* **BRIEF**:
Please restate each entry below, word for word.

[Recorded data]
^^^^^^^^^^^^^^^^

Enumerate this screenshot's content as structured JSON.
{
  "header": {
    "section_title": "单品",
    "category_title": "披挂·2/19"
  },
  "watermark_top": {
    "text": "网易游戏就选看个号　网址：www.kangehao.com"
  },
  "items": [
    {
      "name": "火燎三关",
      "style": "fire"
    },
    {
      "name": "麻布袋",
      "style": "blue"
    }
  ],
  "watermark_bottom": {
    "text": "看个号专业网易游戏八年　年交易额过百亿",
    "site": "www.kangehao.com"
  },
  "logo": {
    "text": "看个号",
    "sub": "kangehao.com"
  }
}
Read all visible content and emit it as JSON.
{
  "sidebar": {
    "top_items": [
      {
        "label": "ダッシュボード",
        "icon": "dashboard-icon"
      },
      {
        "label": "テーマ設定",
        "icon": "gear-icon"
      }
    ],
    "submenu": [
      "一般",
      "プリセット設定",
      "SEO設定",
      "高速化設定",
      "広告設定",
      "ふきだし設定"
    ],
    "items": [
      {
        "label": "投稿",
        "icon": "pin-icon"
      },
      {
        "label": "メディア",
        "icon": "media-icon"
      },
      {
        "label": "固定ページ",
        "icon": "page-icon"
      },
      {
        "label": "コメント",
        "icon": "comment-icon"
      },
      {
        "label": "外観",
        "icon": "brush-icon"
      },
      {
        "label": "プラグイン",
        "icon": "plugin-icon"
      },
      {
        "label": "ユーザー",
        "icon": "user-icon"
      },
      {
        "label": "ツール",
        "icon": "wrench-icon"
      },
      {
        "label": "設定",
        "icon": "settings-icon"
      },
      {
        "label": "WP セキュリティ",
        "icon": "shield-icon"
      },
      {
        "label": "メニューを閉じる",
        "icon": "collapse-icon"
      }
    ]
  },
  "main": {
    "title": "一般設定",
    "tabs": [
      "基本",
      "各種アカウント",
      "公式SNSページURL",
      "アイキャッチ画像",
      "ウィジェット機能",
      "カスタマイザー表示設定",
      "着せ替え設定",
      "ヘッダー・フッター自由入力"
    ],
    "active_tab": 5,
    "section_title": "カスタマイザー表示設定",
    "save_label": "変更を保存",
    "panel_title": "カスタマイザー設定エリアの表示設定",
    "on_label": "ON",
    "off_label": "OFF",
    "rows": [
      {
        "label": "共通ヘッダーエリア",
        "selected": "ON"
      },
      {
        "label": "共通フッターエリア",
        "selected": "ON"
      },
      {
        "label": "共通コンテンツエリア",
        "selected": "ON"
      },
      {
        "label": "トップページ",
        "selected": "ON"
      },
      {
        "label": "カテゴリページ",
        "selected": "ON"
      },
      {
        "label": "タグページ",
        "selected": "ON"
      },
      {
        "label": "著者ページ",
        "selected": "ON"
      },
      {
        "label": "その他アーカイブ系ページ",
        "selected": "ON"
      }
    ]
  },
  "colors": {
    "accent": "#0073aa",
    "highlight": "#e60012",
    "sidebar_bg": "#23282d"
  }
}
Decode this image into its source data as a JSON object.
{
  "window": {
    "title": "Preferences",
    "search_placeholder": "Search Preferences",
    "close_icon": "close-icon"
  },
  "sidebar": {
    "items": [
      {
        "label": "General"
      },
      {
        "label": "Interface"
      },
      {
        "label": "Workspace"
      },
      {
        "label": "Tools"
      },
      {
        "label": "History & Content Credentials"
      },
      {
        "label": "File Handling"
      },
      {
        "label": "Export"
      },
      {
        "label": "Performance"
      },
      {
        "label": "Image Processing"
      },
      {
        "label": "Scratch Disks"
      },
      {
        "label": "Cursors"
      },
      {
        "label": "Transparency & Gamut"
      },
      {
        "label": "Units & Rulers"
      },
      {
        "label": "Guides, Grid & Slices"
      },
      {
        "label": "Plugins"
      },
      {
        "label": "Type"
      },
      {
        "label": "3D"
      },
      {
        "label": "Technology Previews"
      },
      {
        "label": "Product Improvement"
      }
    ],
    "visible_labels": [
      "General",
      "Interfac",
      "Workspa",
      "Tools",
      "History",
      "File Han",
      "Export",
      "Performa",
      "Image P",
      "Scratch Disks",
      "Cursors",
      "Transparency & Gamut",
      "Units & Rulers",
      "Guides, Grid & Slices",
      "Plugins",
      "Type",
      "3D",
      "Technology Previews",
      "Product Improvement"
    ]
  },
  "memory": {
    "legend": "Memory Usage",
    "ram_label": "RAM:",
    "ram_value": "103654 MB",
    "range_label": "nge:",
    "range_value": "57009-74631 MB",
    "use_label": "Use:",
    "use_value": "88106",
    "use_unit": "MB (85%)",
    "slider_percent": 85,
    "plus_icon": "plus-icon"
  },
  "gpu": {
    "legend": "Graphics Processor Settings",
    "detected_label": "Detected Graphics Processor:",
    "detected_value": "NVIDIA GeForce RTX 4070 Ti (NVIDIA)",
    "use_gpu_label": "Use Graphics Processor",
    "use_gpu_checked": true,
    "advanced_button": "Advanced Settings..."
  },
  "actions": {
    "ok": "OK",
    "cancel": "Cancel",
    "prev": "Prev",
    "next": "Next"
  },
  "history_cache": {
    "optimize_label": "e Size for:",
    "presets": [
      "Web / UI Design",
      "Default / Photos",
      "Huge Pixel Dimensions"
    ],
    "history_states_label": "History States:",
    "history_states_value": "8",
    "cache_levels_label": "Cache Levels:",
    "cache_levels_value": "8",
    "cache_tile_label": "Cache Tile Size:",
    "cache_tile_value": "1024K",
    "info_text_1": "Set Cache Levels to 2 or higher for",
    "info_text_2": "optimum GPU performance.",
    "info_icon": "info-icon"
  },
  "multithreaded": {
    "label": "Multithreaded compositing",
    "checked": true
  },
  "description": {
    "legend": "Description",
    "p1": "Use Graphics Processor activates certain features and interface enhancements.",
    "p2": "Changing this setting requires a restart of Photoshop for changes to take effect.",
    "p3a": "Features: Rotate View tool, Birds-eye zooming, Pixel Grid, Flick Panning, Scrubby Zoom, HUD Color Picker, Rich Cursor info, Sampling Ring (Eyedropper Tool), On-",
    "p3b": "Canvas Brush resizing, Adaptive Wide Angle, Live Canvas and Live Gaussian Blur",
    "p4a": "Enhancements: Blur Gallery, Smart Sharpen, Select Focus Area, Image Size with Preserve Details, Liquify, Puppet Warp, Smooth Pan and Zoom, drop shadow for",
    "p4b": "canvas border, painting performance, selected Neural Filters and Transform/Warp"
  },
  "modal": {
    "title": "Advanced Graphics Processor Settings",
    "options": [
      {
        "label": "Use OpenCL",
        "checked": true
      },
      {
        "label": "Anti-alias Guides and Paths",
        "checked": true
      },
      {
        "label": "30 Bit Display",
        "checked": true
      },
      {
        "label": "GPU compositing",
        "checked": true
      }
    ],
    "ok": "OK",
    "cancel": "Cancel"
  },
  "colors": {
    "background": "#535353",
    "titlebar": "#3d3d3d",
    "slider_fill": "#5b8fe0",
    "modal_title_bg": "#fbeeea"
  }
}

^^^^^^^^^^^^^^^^

* **TASK RESULT**:
Enumerate this screenshot's content as structured JSON.
{
  "header": {
    "section_title": "单品",
    "category_title": "披挂·2/19"
  },
  "watermark_top": {
    "text": "网易游戏就选看个号　网址：www.kangehao.com"
  },
  "items": [
    {
      "name": "火燎三关",
      "style": "fire"
    },
    {
      "name": "麻布袋",
      "style": "blue"
    }
  ],
  "watermark_bottom": {
    "text": "看个号专业网易游戏八年　年交易额过百亿",
    "site": "www.kangehao.com"
  },
  "logo": {
    "text": "看个号",
    "sub": "kangehao.com"
  }
}
Read all visible content and emit it as JSON.
{
  "sidebar": {
    "top_items": [
      {
        "label": "ダッシュボード",
        "icon": "dashboard-icon"
      },
      {
        "label": "テーマ設定",
        "icon": "gear-icon"
      }
    ],
    "submenu": [
      "一般",
      "プリセット設定",
      "SEO設定",
      "高速化設定",
      "広告設定",
      "ふきだし設定"
    ],
    "items": [
      {
        "label": "投稿",
        "icon": "pin-icon"
      },
      {
        "label": "メディア",
        "icon": "media-icon"
      },
      {
        "label": "固定ページ",
        "icon": "page-icon"
      },
      {
        "label": "コメント",
        "icon": "comment-icon"
      },
      {
        "label": "外観",
        "icon": "brush-icon"
      },
      {
        "label": "プラグイン",
        "icon": "plugin-icon"
      },
      {
        "label": "ユーザー",
        "icon": "user-icon"
      },
      {
        "label": "ツール",
        "icon": "wrench-icon"
      },
      {
        "label": "設定",
        "icon": "settings-icon"
      },
      {
        "label": "WP セキュリティ",
        "icon": "shield-icon"
      },
      {
        "label": "メニューを閉じる",
        "icon": "collapse-icon"
      }
    ]
  },
  "main": {
    "title": "一般設定",
    "tabs": [
      "基本",
      "各種アカウント",
      "公式SNSページURL",
      "アイキャッチ画像",
      "ウィジェット機能",
      "カスタマイザー表示設定",
      "着せ替え設定",
      "ヘッダー・フッター自由入力"
    ],
    "active_tab": 5,
    "section_title": "カスタマイザー表示設定",
    "save_label": "変更を保存",
    "panel_title": "カスタマイザー設定エリアの表示設定",
    "on_label": "ON",
    "off_label": "OFF",
    "rows": [
      {
        "label": "共通ヘッダーエリア",
        "selected": "ON"
      },
      {
        "label": "共通フッターエリア",
        "selected": "ON"
      },
      {
        "label": "共通コンテンツエリア",
        "selected": "ON"
      },
      {
        "label": "トップページ",
        "selected": "ON"
      },
      {
        "label": "カテゴリページ",
        "selected": "ON"
      },
      {
        "label": "タグページ",
        "selected": "ON"
      },
      {
        "label": "著者ページ",
        "selected": "ON"
      },
      {
        "label": "その他アーカイブ系ページ",
        "selected": "ON"
      }
    ]
  },
  "colors": {
    "accent": "#0073aa",
    "highlight": "#e60012",
    "sidebar_bg": "#23282d"
  }
}
Decode this image into its source data as a JSON object.
{
  "window": {
    "title": "Preferences",
    "search_placeholder": "Search Preferences",
    "close_icon": "close-icon"
  },
  "sidebar": {
    "items": [
      {
        "label": "General"
      },
      {
        "label": "Interface"
      },
      {
        "label": "Workspace"
      },
      {
        "label": "Tools"
      },
      {
        "label": "History & Content Credentials"
      },
      {
        "label": "File Handling"
      },
      {
        "label": "Export"
      },
      {
        "label": "Performance"
      },
      {
        "label": "Image Processing"
      },
      {
        "label": "Scratch Disks"
      },
      {
        "label": "Cursors"
      },
      {
        "label": "Transparency & Gamut"
      },
      {
        "label": "Units & Rulers"
      },
      {
        "label": "Guides, Grid & Slices"
      },
      {
        "label": "Plugins"
      },
      {
        "label": "Type"
      },
      {
        "label": "3D"
      },
      {
        "label": "Technology Previews"
      },
      {
        "label": "Product Improvement"
      }
    ],
    "visible_labels": [
      "General",
      "Interfac",
      "Workspa",
      "Tools",
      "History",
      "File Han",
      "Export",
      "Performa",
      "Image P",
      "Scratch Disks",
      "Cursors",
      "Transparency & Gamut",
      "Units & Rulers",
      "Guides, Grid & Slices",
      "Plugins",
      "Type",
      "3D",
      "Technology Previews",
      "Product Improvement"
    ]
  },
  "memory": {
    "legend": "Memory Usage",
    "ram_label": "RAM:",
    "ram_value": "103654 MB",
    "range_label": "nge:",
    "range_value": "57009-74631 MB",
    "use_label": "Use:",
    "use_value": "88106",
    "use_unit": "MB (85%)",
    "slider_percent": 85,
    "plus_icon": "plus-icon"
  },
  "gpu": {
    "legend": "Graphics Processor Settings",
    "detected_label": "Detected Graphics Processor:",
    "detected_value": "NVIDIA GeForce RTX 4070 Ti (NVIDIA)",
    "use_gpu_label": "Use Graphics Processor",
    "use_gpu_checked": true,
    "advanced_button": "Advanced Settings..."
  },
  "actions": {
    "ok": "OK",
    "cancel": "Cancel",
    "prev": "Prev",
    "next": "Next"
  },
  "history_cache": {
    "optimize_label": "e Size for:",
    "presets": [
      "Web / UI Design",
      "Default / Photos",
      "Huge Pixel Dimensions"
    ],
    "history_states_label": "History States:",
    "history_states_value": "8",
    "cache_levels_label": "Cache Levels:",
    "cache_levels_value": "8",
    "cache_tile_label": "Cache Tile Size:",
    "cache_tile_value": "1024K",
    "info_text_1": "Set Cache Levels to 2 or higher for",
    "info_text_2": "optimum GPU performance.",
    "info_icon": "info-icon"
  },
  "multithreaded": {
    "label": "Multithreaded compositing",
    "checked": true
  },
  "description": {
    "legend": "Description",
    "p1": "Use Graphics Processor activates certain features and interface enhancements.",
    "p2": "Changing this setting requires a restart of Photoshop for changes to take effect.",
    "p3a": "Features: Rotate View tool, Birds-eye zooming, Pixel Grid, Flick Panning, Scrubby Zoom, HUD Color Picker, Rich Cursor info, Sampling Ring (Eyedropper Tool), On-",
    "p3b": "Canvas Brush resizing, Adaptive Wide Angle, Live Canvas and Live Gaussian Blur",
    "p4a": "Enhancements: Blur Gallery, Smart Sharpen, Select Focus Area, Image Size with Preserve Details, Liquify, Puppet Warp, Smooth Pan and Zoom, drop shadow for",
    "p4b": "canvas border, painting performance, selected Neural Filters and Transform/Warp"
  },
  "modal": {
    "title": "Advanced Graphics Processor Settings",
    "options": [
      {
        "label": "Use OpenCL",
        "checked": true
      },
      {
        "label": "Anti-alias Guides and Paths",
        "checked": true
      },
      {
        "label": "30 Bit Display",
        "checked": true
      },
      {
        "label": "GPU compositing",
        "checked": true
      }
    ],
    "ok": "OK",
    "cancel": "Cancel"
  },
  "colors": {
    "background": "#535353",
    "titlebar": "#3d3d3d",
    "slider_fill": "#5b8fe0",
    "modal_title_bg": "#fbeeea"
  }
}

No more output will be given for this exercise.